    This is for sure one of the most frustrating things about flu season. If a person is sick with the flu, they should be home in bed. Going to the doctors office only spreads the flu to people with sprains, broken bones, surgical patients and pregnant women/babies who are there for check ups that are necessary. Work places need to trust that employees do not miss work unless they truly need to be away. I have yet to see a flu or cold that lasts for only a day! 2 or 3 days is not unreasonable, and I would far rather that my coworkers stay home than come to work and spread their germs.

  • Jenn
    January 11, 2014 - 13:29

    I agree with the Dr's. My boyfriends employer DEMANDS a sick note even when he's off for a day. Considering he gets 12 sick days per year that are his to use it is completely ridiculous to ask every time. However if someone is sick for 3 days in a row i can understand. It's also unacceptable that he had to waste a Dr's time when it could be used for someone who really needs it

  • Al Flint
    January 11, 2014 - 12:08

    As a manager of a department, We where told to get Doctor Notes by the employer to impose employees hardship more than anything else, most notes went in the garbage.

  • Leah
    January 11, 2014 - 11:27

    It also costs an employee 25 for that note.

  • mom
    January 11, 2014 - 09:40

    Employers who want doctors notes should be required to have a doctor or a nurse on staff to do this. And a sick note because you are sick one day? That's just ridiculous and a waste of everybody's time.

  • Robinoxford
    January 11, 2014 - 08:12

    No work no money needs no note.

  • Denise
    January 11, 2014 - 06:43

    There was a time where I worked that you could accumulate your sick time. If you didn't use it and you accumulated up to max , when you quit or retired you would get this as a pay out. People rarely called in sick when this was in place unless they were truly sick

  • guest
    January 11, 2014 - 02:34

    If the doctors would just stop selling the notes, it would eliminate the problem. If the person is not sick, then the person doesn't get a note. Thus the person has to go back to work without note and explain why the doctor didn't give a note.

    • dale
      January 12, 2014 - 08:07

      Guest.... your comment that employees should have to go back to work and explain why the Dr would not provide a note is very narrow minded. The problem lies in section 239 of the Canada Labour Code where it states that the employer is entitled to request an employee produce a Dr note within 15 day of returning to work. Coming from an industry that employees are required to be available for work 24/7 and do not have paid ot unpaid sick days allotted for being sick, I find it rather offensive that you would suggest that because a Dr was unwilling to provide a note when I was off sick that I would be required to explain this to my employer. Arbitrated jurisprudence is clear, If I fail to produce a Dr note after being off sick I can be dismissed with no recourse. The government should be after the abusing company's, not the abused employees.

  • Reinier Kanis
    January 11, 2014 - 02:20

    If employers were willing to pay a premium bill for tying up our medical system, then fine, but otherwise doctors should refuse to do it.

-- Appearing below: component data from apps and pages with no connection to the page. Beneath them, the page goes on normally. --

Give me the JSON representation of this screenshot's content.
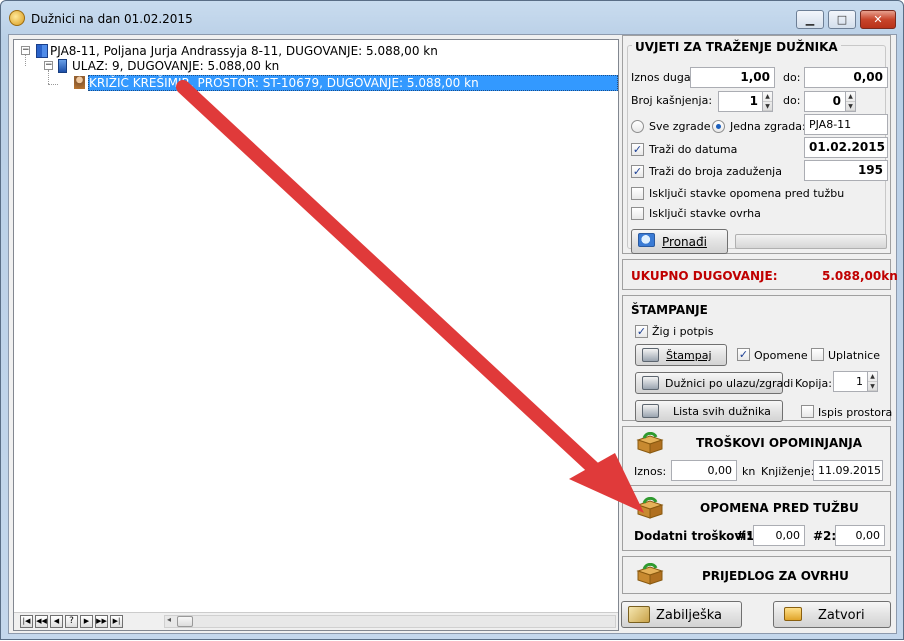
{
  "window": {
    "title": "Dužnici na dan 01.02.2015"
  },
  "tree": {
    "root": "PJA8-11,  Poljana Jurja Andrassyja 8-11,   DUGOVANJE: 5.088,00 kn",
    "child": "ULAZ: 9,   DUGOVANJE: 5.088,00 kn",
    "leaf": "KRIŽIĆ KREŠIMIR,   PROSTOR: ST-10679,   DUGOVANJE: 5.088,00 kn",
    "nav": [
      "|◀",
      "◀◀",
      "◀",
      "?",
      "▶",
      "▶▶",
      "▶|"
    ]
  },
  "search": {
    "title": "UVJETI ZA TRAŽENJE DUŽNIKA",
    "iznos_label": "Iznos duga:",
    "iznos_from": "1,00",
    "do_label": "do:",
    "iznos_to": "0,00",
    "broj_label": "Broj kašnjenja:",
    "broj_from": "1",
    "broj_to": "0",
    "sve_label": "Sve zgrade",
    "jedna_label": "Jedna zgrada:",
    "zgrada": "PJA8-11",
    "trazi_datum_label": "Traži do datuma",
    "datum": "01.02.2015",
    "trazi_broj_label": "Traži do broja zaduženja",
    "broj_zaduzenja": "195",
    "iskljuci_opomena": "Isključi stavke opomena pred tužbu",
    "iskljuci_ovrha": "Isključi stavke ovrha",
    "pronadi": "Pronađi",
    "check": "✓"
  },
  "total": {
    "label": "UKUPNO DUGOVANJE:",
    "value": "5.088,00kn",
    "color": "#c00000"
  },
  "print": {
    "title": "ŠTAMPANJE",
    "zig": "Žig i potpis",
    "stampaj": "Štampaj",
    "opomene": "Opomene",
    "uplatnice": "Uplatnice",
    "duznici_ulaz": "Dužnici po ulazu/zgradi",
    "kopija_label": "Kopija:",
    "kopija": "1",
    "lista": "Lista svih dužnika",
    "ispis": "Ispis prostora"
  },
  "troskovi": {
    "title": "TROŠKOVI OPOMINJANJA",
    "iznos_label": "Iznos:",
    "iznos": "0,00",
    "kn": "kn",
    "knjizenje_label": "Knjiženje:",
    "knjizenje": "11.09.2015"
  },
  "opomena": {
    "title": "OPOMENA PRED TUŽBU",
    "dodatni": "Dodatni troškovi:",
    "n1": "#1",
    "v1": "0,00",
    "n2": "#2:",
    "v2": "0,00"
  },
  "ovrha": {
    "title": "PRIJEDLOG ZA OVRHU"
  },
  "footer": {
    "biljeska": "Zabilješka",
    "zatvori": "Zatvori"
  },
  "arrow_color": "#e03a3a"
}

  • joe
    January 11, 2014 - 00:48

    Simple! Legislate that employees are not allowed to ask for sick notes unless the employee is away for a long time like a month. Give them one day a month with pay, any more than that they lose pay.

    • Bill
      January 11, 2014 - 17:01

      Joe, you must be in human day a month? Lol

    • Malzy
      January 12, 2014 - 06:42

      Though it is legislated in most jurisdictions to give sick days to employees, no jurisdiction has legislation requiring that any pay is necessary for sick days. So one day a month sick leave paid, and any others unpaid is actually above and beyond what is expected.